It's disappointing to see him act this way because he was doing so well on the trails last fall and winter.  I thought we were finally over the hump.  I know I haven't ridden him in a while, but I'm just not willing to keep sinking money into his training and risking life and limb to work with him myself anymore.  I'm getting old and I just want to go for a nice, relaxing trail ride on a horse I can trust.  I know I've got at least two of them, maybe three.  Once Gabbrielle heals, I'll see if she's number three or not.  As for Bombay, I'm not sure what his future holds.

5 comments:

lytha said...

I can see how if I had another horse that was actually fun to ride on trails, instead of a hassle/freakshow, I'd want to ride that one.

Laura Lee said...

Is he good in the arena? I'm in a similar spot with my horse, rethinking what I will be doing with her. Originally I wAnted to do endurance but man. I dunno. My horse still has some issues in the arena but on the trail they are 20x worse. And dangerous. Are you thinking of selling him?

achieve1dream said...

I'm so sorry Bombay is being such a pain. I totally know how you feel. Chrome can be a bit crazy when he sees other horses (not sure how he would do if they were actually on the trail with me instead of in pastures since we haven't encountered that yet), but he calms down pretty quick after we pass them. If he was any crazier I would be second guessing doing all of this myself too. So yeah I can understand what you're saying about Bombay. I'd hate to see you sell him because he's such a cool horse and reminds me of Chrome, but I totally understand rehoming a horse because you can't afford them, don't have the time for them and their personalities don't work for you. That's why I gave Faran away.

Once Upon an Equine said...

I'm sorry you hurt your knee. Hope it heals fast. Have you thought of trying fundamental dressage (western dressage) lessons with Bombay? I was surprised how much Misty likes it. It may help Bombay relax.

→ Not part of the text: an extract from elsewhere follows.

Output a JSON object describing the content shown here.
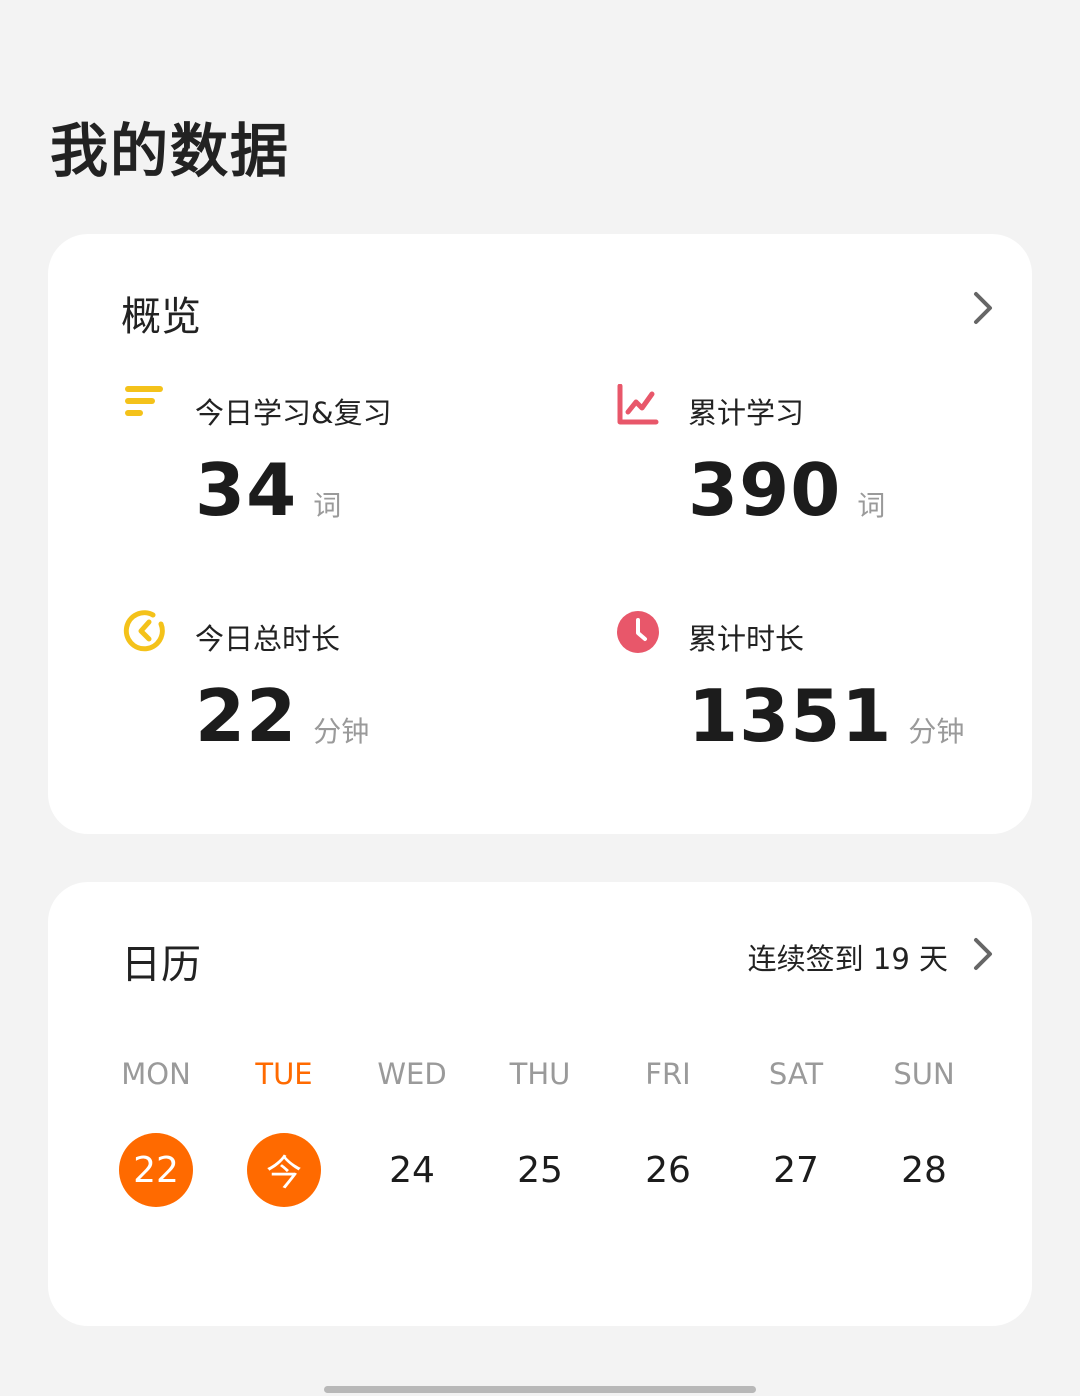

Nuzzling Muzzles said...

Once Upon an Equine - You must have read my mind. The equitation instructor who Bombay did well for was just starting to train us in dressage when my boss told me he needed me to work 7 days a week, so I had to cut the lessons short. I don't think I'd hire an instructor, but might do self-taught dressage every once in a while with him.